**INFORMATION PROVIDED:**
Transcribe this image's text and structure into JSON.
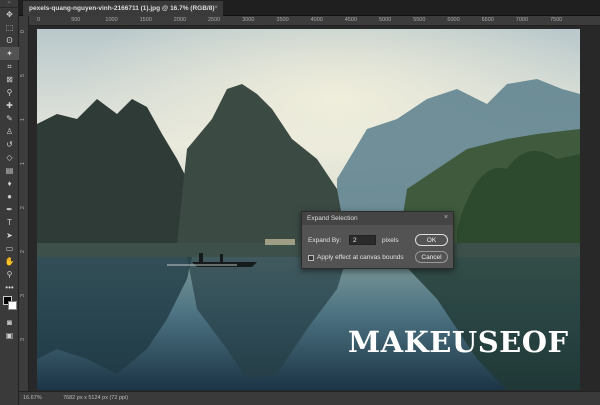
{
  "document": {
    "tab_title": "pexels-quang-nguyen-vinh-2166711 (1).jpg @ 16.7% (RGB/8)",
    "close_glyph": "×"
  },
  "toolbar": {
    "tools": [
      {
        "name": "move-tool-icon",
        "glyph": "✥"
      },
      {
        "name": "marquee-tool-icon",
        "glyph": "⬚"
      },
      {
        "name": "lasso-tool-icon",
        "glyph": "ʘ"
      },
      {
        "name": "magic-wand-tool-icon",
        "glyph": "✦",
        "active": true
      },
      {
        "name": "crop-tool-icon",
        "glyph": "⌗"
      },
      {
        "name": "frame-tool-icon",
        "glyph": "⊠"
      },
      {
        "name": "eyedropper-tool-icon",
        "glyph": "⚲"
      },
      {
        "name": "healing-brush-tool-icon",
        "glyph": "✚"
      },
      {
        "name": "brush-tool-icon",
        "glyph": "✎"
      },
      {
        "name": "clone-stamp-tool-icon",
        "glyph": "♙"
      },
      {
        "name": "history-brush-tool-icon",
        "glyph": "↺"
      },
      {
        "name": "eraser-tool-icon",
        "glyph": "◇"
      },
      {
        "name": "gradient-tool-icon",
        "glyph": "▤"
      },
      {
        "name": "blur-tool-icon",
        "glyph": "♦"
      },
      {
        "name": "dodge-tool-icon",
        "glyph": "●"
      },
      {
        "name": "pen-tool-icon",
        "glyph": "✒"
      },
      {
        "name": "type-tool-icon",
        "glyph": "T"
      },
      {
        "name": "path-selection-tool-icon",
        "glyph": "➤"
      },
      {
        "name": "rectangle-tool-icon",
        "glyph": "▭"
      },
      {
        "name": "hand-tool-icon",
        "glyph": "✋"
      },
      {
        "name": "zoom-tool-icon",
        "glyph": "⚲"
      },
      {
        "name": "more-tools-icon",
        "glyph": "•••"
      }
    ],
    "bottom_tools": [
      {
        "name": "quick-mask-icon",
        "glyph": "◙"
      },
      {
        "name": "screen-mode-icon",
        "glyph": "▣"
      }
    ]
  },
  "ruler": {
    "top_labels": [
      "0",
      "500",
      "1000",
      "1500",
      "2000",
      "2500",
      "3000",
      "3500",
      "4000",
      "4500",
      "5000",
      "5500",
      "6000",
      "6500",
      "7000",
      "7500"
    ],
    "left_labels": [
      "0",
      "5",
      "1",
      "1",
      "2",
      "2",
      "3",
      "3"
    ]
  },
  "watermark": "MAKEUSEOF",
  "dialog": {
    "title": "Expand Selection",
    "close_glyph": "×",
    "expand_label": "Expand By:",
    "expand_value": "2",
    "unit": "pixels",
    "checkbox_label": "Apply effect at canvas bounds",
    "checkbox_checked": false,
    "ok_label": "OK",
    "cancel_label": "Cancel"
  },
  "status": {
    "zoom": "16.67%",
    "doc_info": "7682 px x 5124 px (72 ppi)",
    "arrow_glyph": "›"
  }
}
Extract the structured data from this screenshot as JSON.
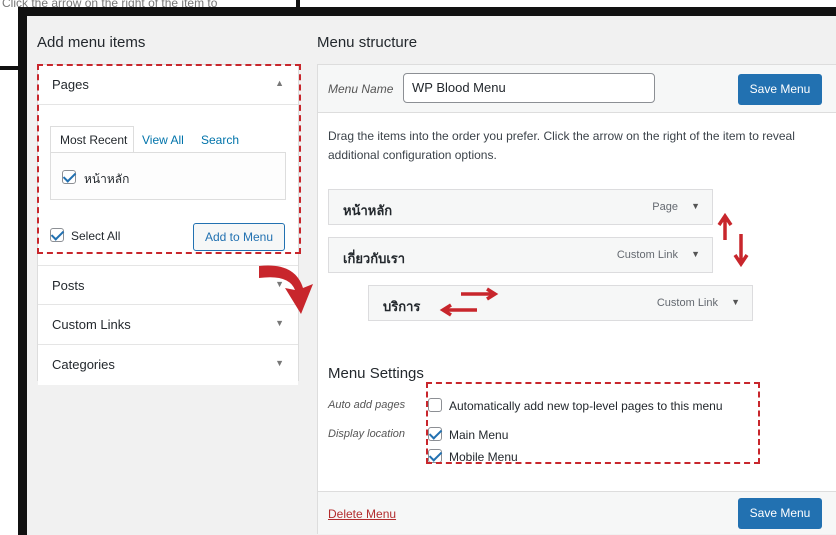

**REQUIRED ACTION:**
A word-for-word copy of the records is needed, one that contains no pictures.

**OUTPUT:**
Transcribe this image's text and structure into JSON.
{
  "document": {
    "tab_title": "pexels-quang-nguyen-vinh-2166711 (1).jpg @ 16.7% (RGB/8)",
    "close_glyph": "×"
  },
  "toolbar": {
    "tools": [
      {
        "name": "move-tool-icon",
        "glyph": "✥"
      },
      {
        "name": "marquee-tool-icon",
        "glyph": "⬚"
      },
      {
        "name": "lasso-tool-icon",
        "glyph": "ʘ"
      },
      {
        "name": "magic-wand-tool-icon",
        "glyph": "✦",
        "active": true
      },
      {
        "name": "crop-tool-icon",
        "glyph": "⌗"
      },
      {
        "name": "frame-tool-icon",
        "glyph": "⊠"
      },
      {
        "name": "eyedropper-tool-icon",
        "glyph": "⚲"
      },
      {
        "name": "healing-brush-tool-icon",
        "glyph": "✚"
      },
      {
        "name": "brush-tool-icon",
        "glyph": "✎"
      },
      {
        "name": "clone-stamp-tool-icon",
        "glyph": "♙"
      },
      {
        "name": "history-brush-tool-icon",
        "glyph": "↺"
      },
      {
        "name": "eraser-tool-icon",
        "glyph": "◇"
      },
      {
        "name": "gradient-tool-icon",
        "glyph": "▤"
      },
      {
        "name": "blur-tool-icon",
        "glyph": "♦"
      },
      {
        "name": "dodge-tool-icon",
        "glyph": "●"
      },
      {
        "name": "pen-tool-icon",
        "glyph": "✒"
      },
      {
        "name": "type-tool-icon",
        "glyph": "T"
      },
      {
        "name": "path-selection-tool-icon",
        "glyph": "➤"
      },
      {
        "name": "rectangle-tool-icon",
        "glyph": "▭"
      },
      {
        "name": "hand-tool-icon",
        "glyph": "✋"
      },
      {
        "name": "zoom-tool-icon",
        "glyph": "⚲"
      },
      {
        "name": "more-tools-icon",
        "glyph": "•••"
      }
    ],
    "bottom_tools": [
      {
        "name": "quick-mask-icon",
        "glyph": "◙"
      },
      {
        "name": "screen-mode-icon",
        "glyph": "▣"
      }
    ]
  },
  "ruler": {
    "top_labels": [
      "0",
      "500",
      "1000",
      "1500",
      "2000",
      "2500",
      "3000",
      "3500",
      "4000",
      "4500",
      "5000",
      "5500",
      "6000",
      "6500",
      "7000",
      "7500"
    ],
    "left_labels": [
      "0",
      "5",
      "1",
      "1",
      "2",
      "2",
      "3",
      "3"
    ]
  },
  "watermark": "MAKEUSEOF",
  "dialog": {
    "title": "Expand Selection",
    "close_glyph": "×",
    "expand_label": "Expand By:",
    "expand_value": "2",
    "unit": "pixels",
    "checkbox_label": "Apply effect at canvas bounds",
    "checkbox_checked": false,
    "ok_label": "OK",
    "cancel_label": "Cancel"
  },
  "status": {
    "zoom": "16.67%",
    "doc_info": "7682 px x 5124 px (72 ppi)",
    "arrow_glyph": "›"
  }
}
Extract the structured data from this screenshot as JSON.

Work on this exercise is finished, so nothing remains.